L-arginine has research to support its use as anti-diabetic weight-loss adjuvants (learn more); and the results of the study at hand suggest that its benefits may be mediated by its effects on the brain & gut.
From a "what are the downstream effects on my metabolism"-perspective, however, it may in fact be even more important that the amino acids also provoked an increase in gastric distension by differentially altering gastric secretion and/or emptying. After all, ...
"[...] these peripheral mechanical vagal stimuli were dissociated from the amino acids' effect on food intake. [So that it is prudent to assume that] Arg, Lys and Glu had a selective impact on food processing and intake suggesting them as direct sensory input to assess dietary protein content and quality in vivo. " (Jordi. 2013; my emphasis)
In other words: L-arginine, L-lysine and L-glutamic acid are not simply going to reduce your cravings they will also tell your body: Hey there's some good quality protein coming in.

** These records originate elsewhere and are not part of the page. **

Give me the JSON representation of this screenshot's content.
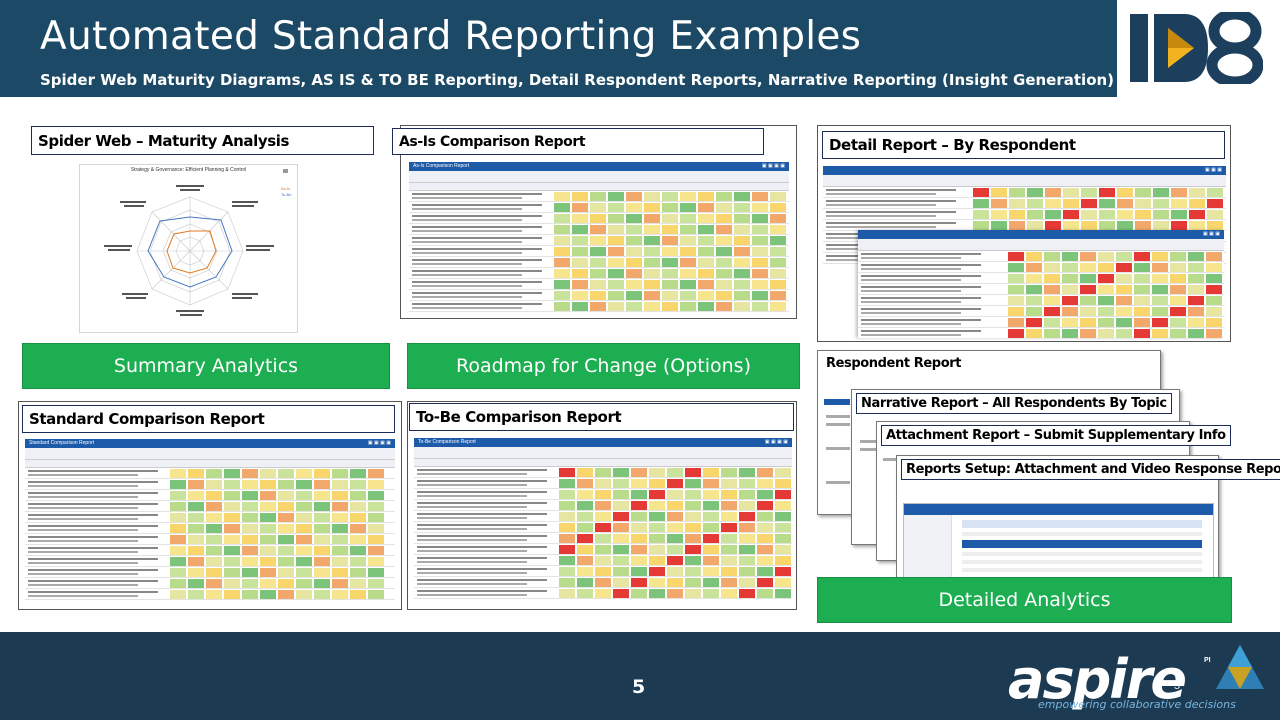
{
  "header": {
    "title": "Automated Standard Reporting Examples",
    "subtitle": "Spider Web Maturity Diagrams, AS IS & TO BE Reporting, Detail Respondent Reports, Narrative Reporting (Insight Generation)"
  },
  "logo": {
    "id8_text": "ID8"
  },
  "sections": {
    "spider_label": "Spider Web – Maturity Analysis",
    "spider_title": "Strategy & Governance: Efficient Planning & Control",
    "spider_legend": [
      "As-Is",
      "To-Be"
    ],
    "asis_label": "As-Is Comparison Report",
    "asis_bar": "As-Is Comparison Report",
    "detail_label": "Detail Report – By Respondent",
    "standard_label": "Standard Comparison Report",
    "standard_bar": "Standard Comparison Report",
    "tobe_label": "To-Be Comparison Report",
    "tobe_bar": "To-Be Comparison Report",
    "respondent_label": "Respondent Report",
    "narrative_label": "Narrative Report – All Respondents By Topic",
    "attachment_label": "Attachment Report – Submit Supplementary Info",
    "setup_label": "Reports Setup: Attachment and Video Response Report"
  },
  "buttons": {
    "summary": "Summary Analytics",
    "roadmap": "Roadmap for Change (Options)",
    "detailed": "Detailed Analytics"
  },
  "footer": {
    "page_number": "5",
    "page_number_small": "5",
    "brand": "aspire",
    "brand_sup": "PI",
    "tagline": "empowering collaborative decisions"
  },
  "colors": {
    "header_bg": "#1c4a66",
    "footer_bg": "#1c3a52",
    "green_button": "#1dae52",
    "report_bar": "#1d5aa8",
    "id8_navy": "#1c3f5e",
    "id8_gold": "#f2b320"
  }
}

Hold on! Where are the proven benefits? I have to admit all that sounds as if it would be of questionable relevance but any SuppVersity reader for whom this is not the first visit to this webpage will probably have read about the surprisingly profound weight loss benefits of L-arginine, which have only recently been tracked down to its interactions with the GLP-1 one of the so-called satiety proteins with far-reaching downstream effects on glucose and fatty acid metabolism (learn more about the fat burning prowess of L-arginine).

As far as glutamic acid is concerned, it may be worth mentioning that Freiberg et al. reported more than 20 years ago that certain glutamic acid derivates can act directly on the cholecystokinin receptor, which is - along the the PYY receptor one of the major "You are full! Now stop eating"-switches of the mammalian body (Freiberg. 1990).

Figure 1: AUC in response to ingestion of 25g of glucose or water w/ or w/out 150mg/kg lysine (Kalogeropoulou. 2009)
Similarly unknown as the involvement of glutamic acid in the concert of satiety hormones is the effect lysine (150mg/kg) had on the glucose, insulin and glucagon resonse of healthy volunteers, when Kalogeropoulou et al. administered it either alone or in conjunction with 25g of glucose to thirteen healthy volunteers, where it triggered an increase in glucagon and insulin, when it was administered alone and significant reduction in the blood sugar response, when it was administered in conjunction with the 25g of glucose (Kalogeropoulou. 2009). Interestingly the increased glucsose disposal did not depend on an increase in insulin, so that it must be related to downstream improvements in insulin sensitivity and the efficacy of glucose uptake.

  • Freidinger RM, Whitter WL, Gould NP, Holloway MK, Chang RS, Lotti VJ. Novel glutamic acid derived cholecystokinin receptor ligands. J Med Chem. 1990 Feb;33(2):591-5.
  • Kalogeropoulou D, LaFave L, Schweim K, Gannon MC, Nuttall FQ. Lysine ingestion
    markedly attenuates the glucose response to ingested glucose without a change in
    insulin response. Am J Clin Nutr. 2009 Aug;90(2):314-20.
  • Jordi J, Herzog B, Camargo SM, Boyle CN, Lutz TA, Verrey F. Specific Amino Acids Inhibit Food Intake via the Area Postrema or Vagal Afferents. J Physiol. 2013 Jul 29. [Epub ahead of print] 
  • Solon CS, Franci D, Ignacio-Souza LM, Romanatto T, Roman EA, Arruda AP, Morari J, Torsoni AS, Carneiro EM, Velloso LA. Taurine enhances the anorexigenic effects of insulin in the hypothalamus of rats. Amino Acids. 2012 Jun;42(6):2403-10.